“The AP1000 design is robust and its passive safety systems should preclude many of the problems that occurred in Japan,” Thomas Fanning, Southern Co.’s chairman and chief executive officer, said on an April 27 conference call.
How well the steel-and-concrete shield building with its load of water on the roof could withstand rocking from an earthquake had been among the concerns of the NRC staff. The building’s “unique” design required more thorough stress-testing of the structural parts, John Ma, the NRC’s senior structural engineer, said in a November memorandum.
Westinghouse gave the NRC “clarifications and minor corrections” about the reactor that don’t affect safety, and there’s “no material impact” on its design, according to a June 13 statement from the company.
The NRC may require reactor owners within the next three months to identify vulnerabilities to earthquakes and floods, a majority of the agency’s commissioners told a Senate committee Aug. 3.
“If we don’t consider the recommendations in a timely way it could have the potential impact of delaying the action on the new reactor licensing,” Jaczko told the committee.
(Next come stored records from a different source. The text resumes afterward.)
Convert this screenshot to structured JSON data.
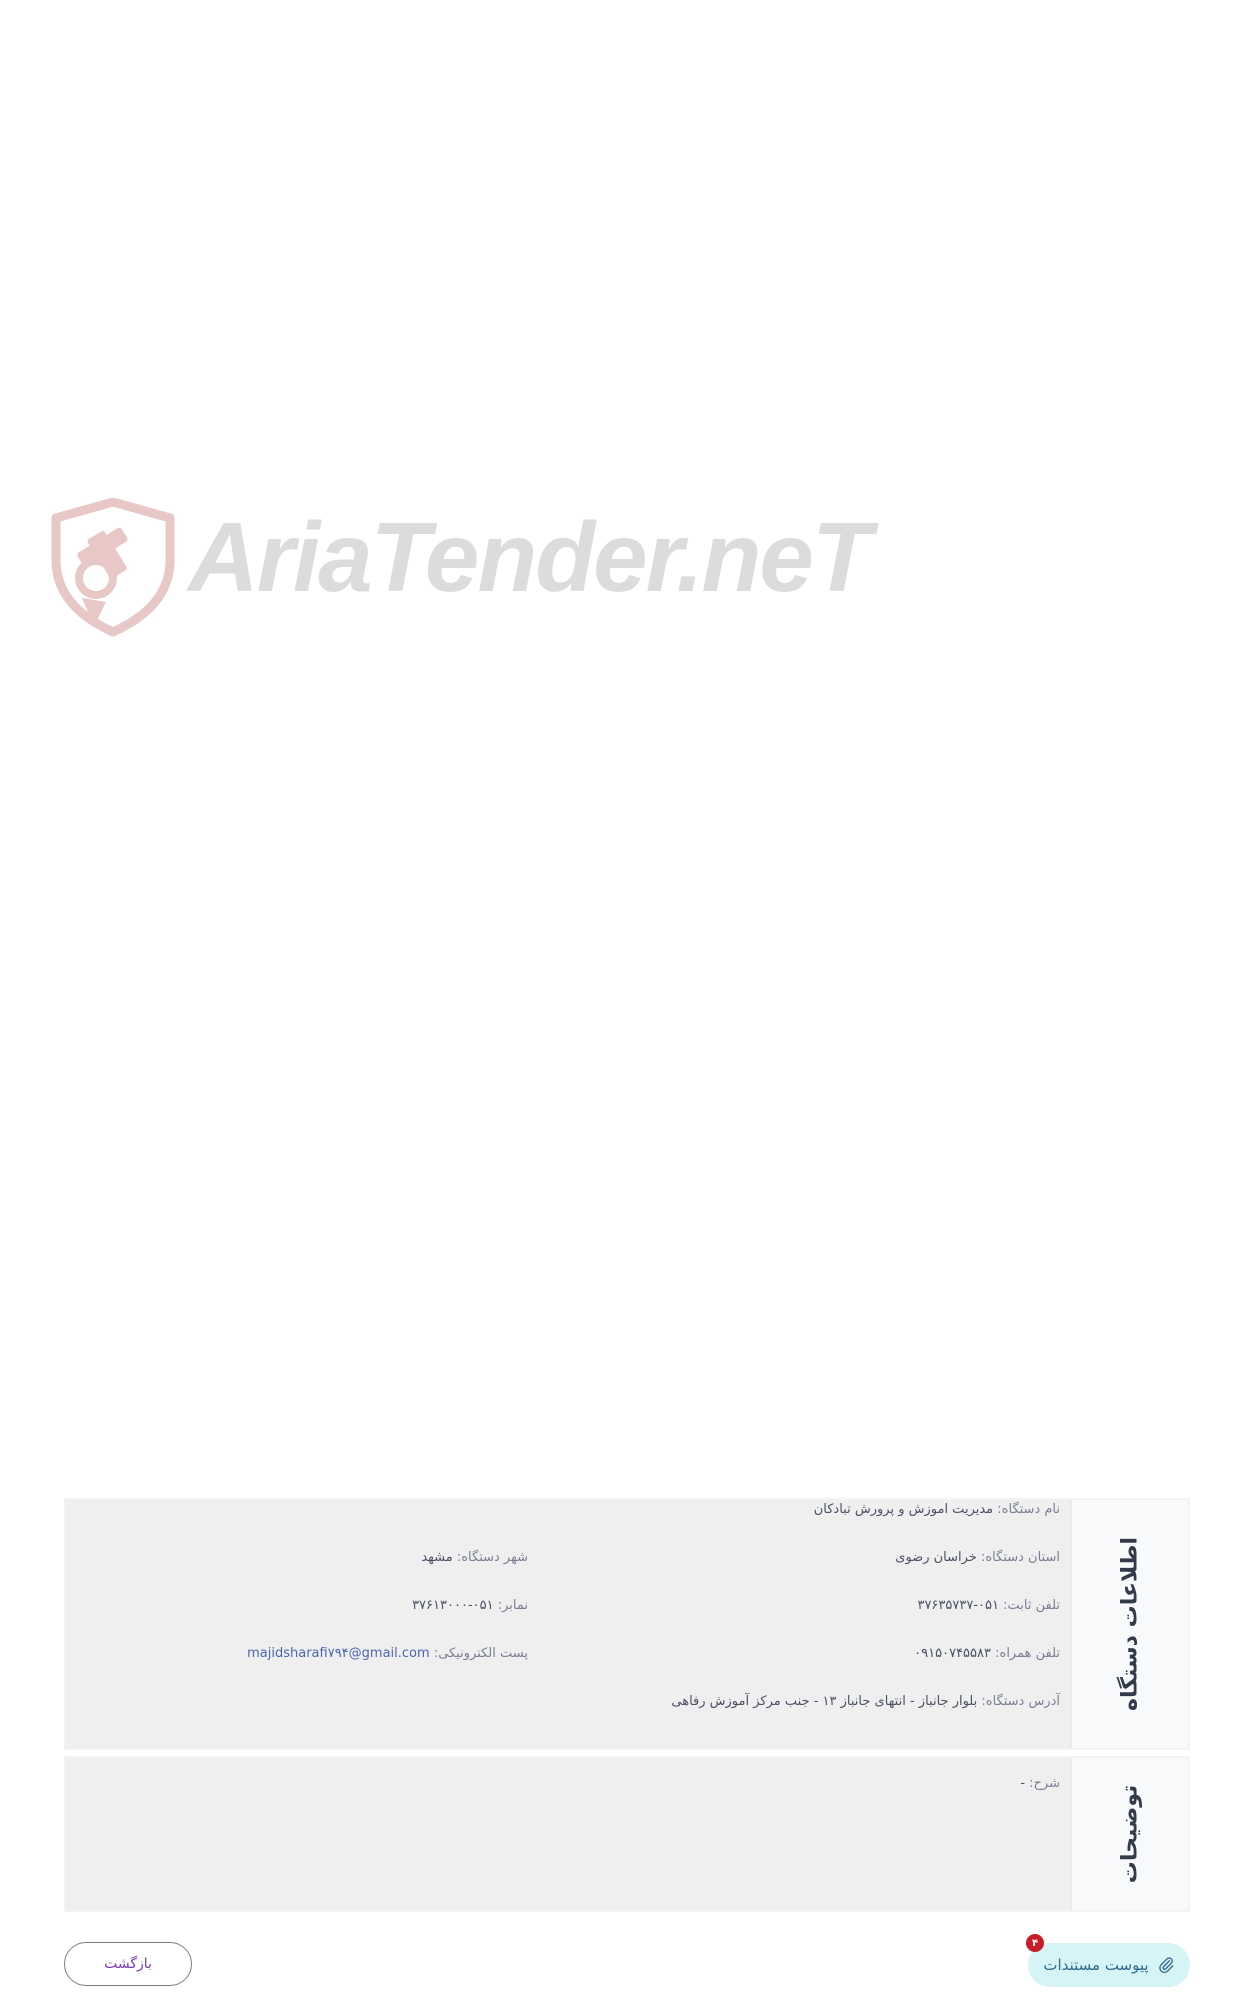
{
  "watermark": {
    "brand_text": "AriaTender.neT",
    "logo_color": "#e8c7c7",
    "text_color": "#dcdcdc"
  },
  "device_info": {
    "title": "اطلاعات دستگاه",
    "fields": {
      "name": {
        "label": "نام دستگاه:",
        "value": "مدیریت اموزش و پرورش تبادکان"
      },
      "province": {
        "label": "استان دستگاه:",
        "value": "خراسان رضوی"
      },
      "city": {
        "label": "شهر دستگاه:",
        "value": "مشهد"
      },
      "phone": {
        "label": "تلفن ثابت:",
        "value": "۰۵۱-۳۷۶۳۵۷۳۷"
      },
      "fax": {
        "label": "نمابر:",
        "value": "۰۵۱-۳۷۶۱۳۰۰۰"
      },
      "mobile": {
        "label": "تلفن همراه:",
        "value": "۰۹۱۵۰۷۴۵۵۸۳"
      },
      "email": {
        "label": "پست الکترونیکی:",
        "value": "majidsharafi۷۹۴@gmail.com"
      },
      "address": {
        "label": "آدرس دستگاه:",
        "value": "بلوار جانباز - انتهای جانباز ۱۳ - جنب مرکز آموزش رفاهی"
      }
    }
  },
  "description": {
    "title": "توضیحات",
    "label": "شرح:",
    "value": "-"
  },
  "actions": {
    "attachments_label": "پیوست مستندات",
    "attachments_count": "۴",
    "back_label": "بازگشت"
  },
  "colors": {
    "panel_bg": "#efefef",
    "attach_bg": "#d6f3f6",
    "badge_bg": "#c81e2a",
    "back_text": "#7a3fb0"
  }
}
If the NRC adopts the task force’s recommendations after approving new reactor licenses for Southern and Scana, those and all existing reactors would be subject to the new rules. If the commission acts on any recommendation that could affect a license, the NRC would “issue the license with a condition that the new requirement be met,” Burnell said in an e-mail.
To contact the editor responsible for this story: Larry Liebert at email@example.com